***** Source data

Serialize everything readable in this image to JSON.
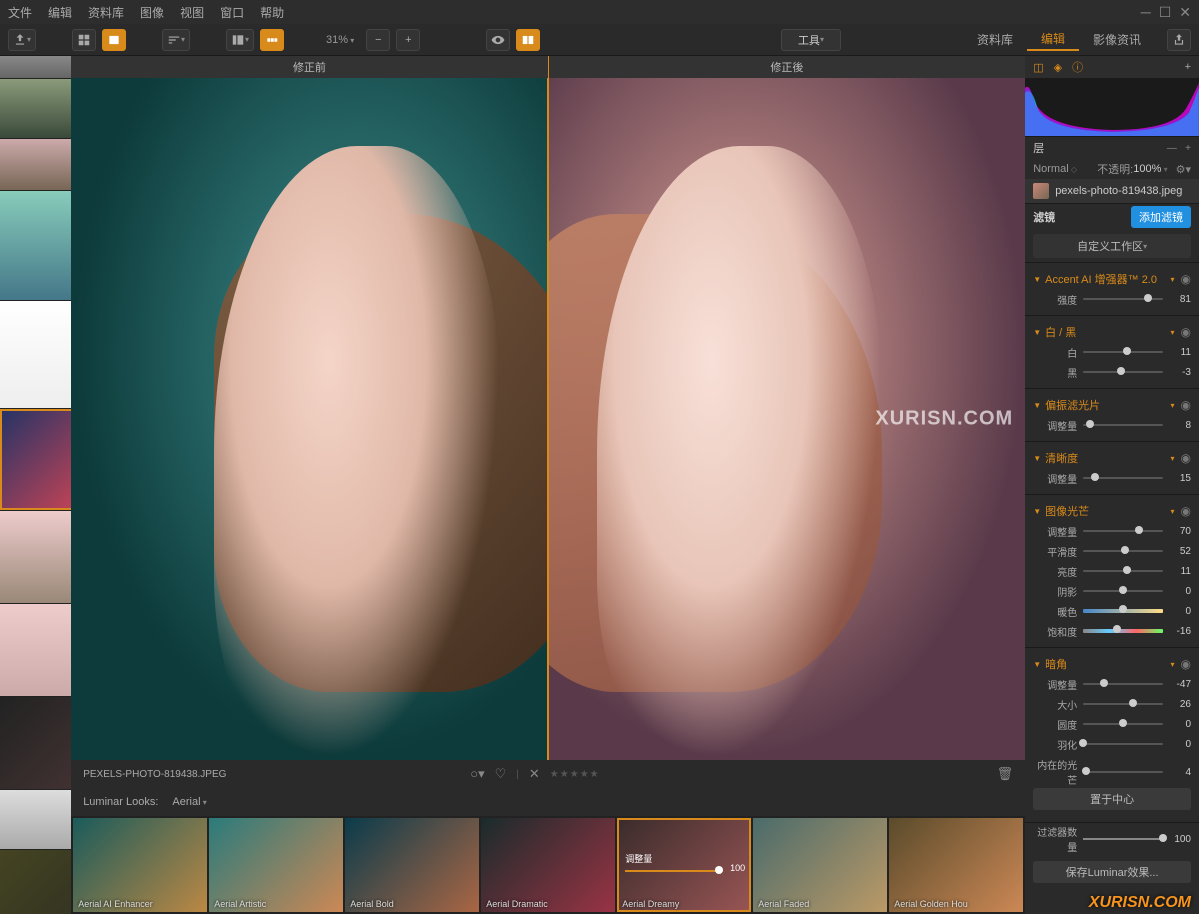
{
  "menu": [
    "文件",
    "编辑",
    "资料库",
    "图像",
    "视图",
    "窗口",
    "帮助"
  ],
  "toolbar": {
    "zoom": "31%",
    "tools_label": "工具"
  },
  "right_tabs": [
    "资料库",
    "编辑",
    "影像资讯"
  ],
  "active_tab": 1,
  "before_label": "修正前",
  "after_label": "修正後",
  "filename_display": "PEXELS-PHOTO-819438.JPEG",
  "looks_label": "Luminar Looks:",
  "looks_category": "Aerial",
  "looks": [
    {
      "name": "Aerial AI Enhancer"
    },
    {
      "name": "Aerial Artistic"
    },
    {
      "name": "Aerial Bold"
    },
    {
      "name": "Aerial Dramatic"
    },
    {
      "name": "Aerial Dreamy",
      "slider_label": "调整量",
      "value": 100,
      "selected": true
    },
    {
      "name": "Aerial Faded"
    },
    {
      "name": "Aerial Golden Hou"
    }
  ],
  "layers": {
    "title": "层",
    "blend": "Normal",
    "opacity_label": "不透明:",
    "opacity": "100%",
    "layer_name": "pexels-photo-819438.jpeg"
  },
  "filters": {
    "title": "滤镜",
    "add_label": "添加滤镜",
    "workspace": "自定义工作区",
    "groups": [
      {
        "name": "Accent AI 增强器™ 2.0",
        "sliders": [
          {
            "label": "强度",
            "value": 81,
            "pct": 81
          }
        ]
      },
      {
        "name": "白 / 黑",
        "sliders": [
          {
            "label": "白",
            "value": 11,
            "pct": 55
          },
          {
            "label": "黑",
            "value": -3,
            "pct": 48
          }
        ]
      },
      {
        "name": "偏振滤光片",
        "sliders": [
          {
            "label": "调整量",
            "value": 8,
            "pct": 8
          }
        ]
      },
      {
        "name": "清晰度",
        "sliders": [
          {
            "label": "调整量",
            "value": 15,
            "pct": 15
          }
        ]
      },
      {
        "name": "图像光芒",
        "sliders": [
          {
            "label": "调整量",
            "value": 70,
            "pct": 70
          },
          {
            "label": "平滑度",
            "value": 52,
            "pct": 52
          },
          {
            "label": "亮度",
            "value": 11,
            "pct": 55
          },
          {
            "label": "阴影",
            "value": 0,
            "pct": 50
          },
          {
            "label": "暖色",
            "value": 0,
            "pct": 50,
            "grad": true
          },
          {
            "label": "饱和度",
            "value": -16,
            "pct": 42,
            "grad2": true
          }
        ]
      },
      {
        "name": "暗角",
        "sliders": [
          {
            "label": "调整量",
            "value": -47,
            "pct": 26
          },
          {
            "label": "大小",
            "value": 26,
            "pct": 63
          },
          {
            "label": "圆度",
            "value": 0,
            "pct": 50
          },
          {
            "label": "羽化",
            "value": 0,
            "pct": 0
          }
        ],
        "extra": [
          {
            "label": "内在的光芒",
            "value": 4,
            "pct": 4
          }
        ],
        "center_btn": "置于中心"
      }
    ],
    "count_label": "过滤器数量",
    "count_value": 100,
    "save_label": "保存Luminar效果..."
  },
  "watermark": "XURISN.COM",
  "watermark2": "XURISN.COM"
}
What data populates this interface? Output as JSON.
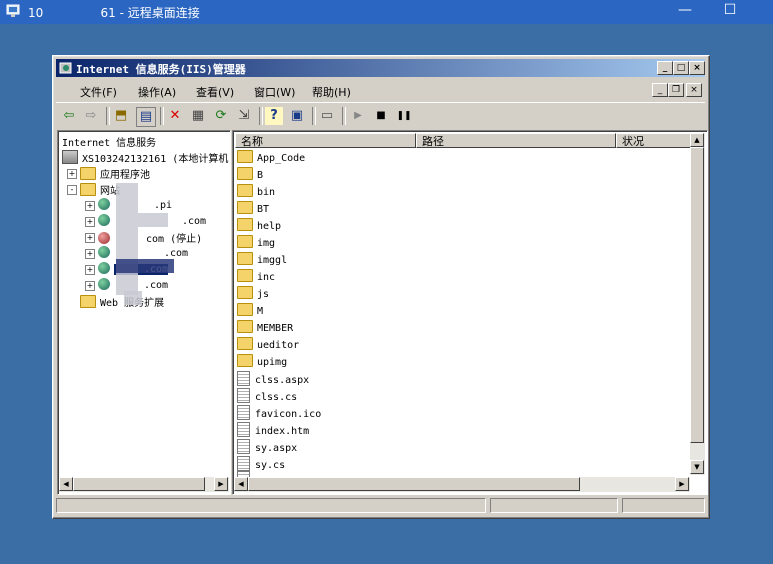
{
  "rdp": {
    "title": "10               61 - 远程桌面连接",
    "minimize": "—",
    "restore": "☐"
  },
  "window": {
    "title": "Internet 信息服务(IIS)管理器",
    "min": "_",
    "max": "□",
    "close": "×"
  },
  "menu": {
    "items": [
      "文件(F)",
      "操作(A)",
      "查看(V)",
      "窗口(W)",
      "帮助(H)"
    ],
    "mdi_min": "_",
    "mdi_restore": "❐",
    "mdi_close": "×"
  },
  "toolbar": {
    "back": "⇦",
    "forward": "⇨",
    "up": "⬒",
    "show_tree": "▤",
    "delete": "✕",
    "properties": "▦",
    "refresh": "⟳",
    "export": "⇲",
    "help": "?",
    "show_pane": "▣",
    "computer": "▭",
    "play": "▶",
    "stop": "■",
    "pause": "❚❚"
  },
  "tree": {
    "root": "Internet 信息服务",
    "server": "XS103242132161 (本地计算机",
    "app_pools": "应用程序池",
    "sites": "网站",
    "site_items": [
      ".pi",
      ".com",
      "com (停止)",
      ".com",
      ".com",
      ".com"
    ],
    "web_ext": "Web 服务扩展",
    "expand_plus": "+",
    "expand_minus": "-"
  },
  "list": {
    "headers": [
      "名称",
      "路径",
      "状况"
    ],
    "folders": [
      "App_Code",
      "B",
      "bin",
      "BT",
      "help",
      "img",
      "imggl",
      "inc",
      "js",
      "M",
      "MEMBER",
      "ueditor",
      "upimg"
    ],
    "files": [
      "clss.aspx",
      "clss.cs",
      "favicon.ico",
      "index.htm",
      "sy.aspx",
      "sy.cs"
    ],
    "partial_row": "......"
  },
  "scroll": {
    "up": "▲",
    "down": "▼",
    "left": "◀",
    "right": "▶"
  },
  "colors": {
    "desktop": "#3a6ea5",
    "titlebar_start": "#0a246a",
    "titlebar_end": "#a6caf0",
    "rdp_bar": "#2b66c2"
  }
}
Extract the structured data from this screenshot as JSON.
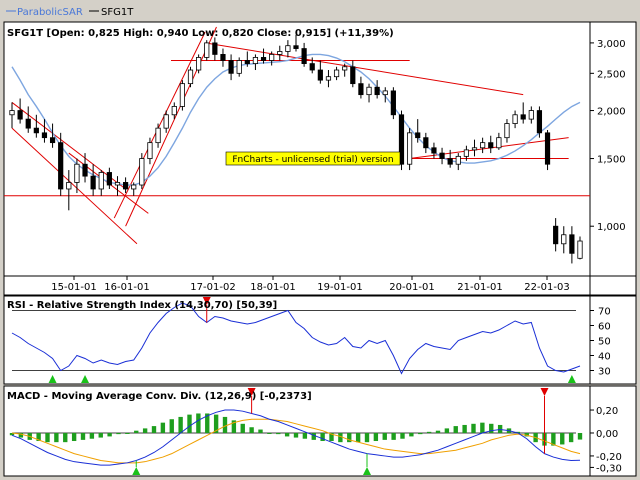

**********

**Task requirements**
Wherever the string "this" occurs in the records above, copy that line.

**Answer section**
Serialize everything readable in this image to JSON.
What data populates this interface? Output as JSON.
Extract the structured data from this screenshot as JSON.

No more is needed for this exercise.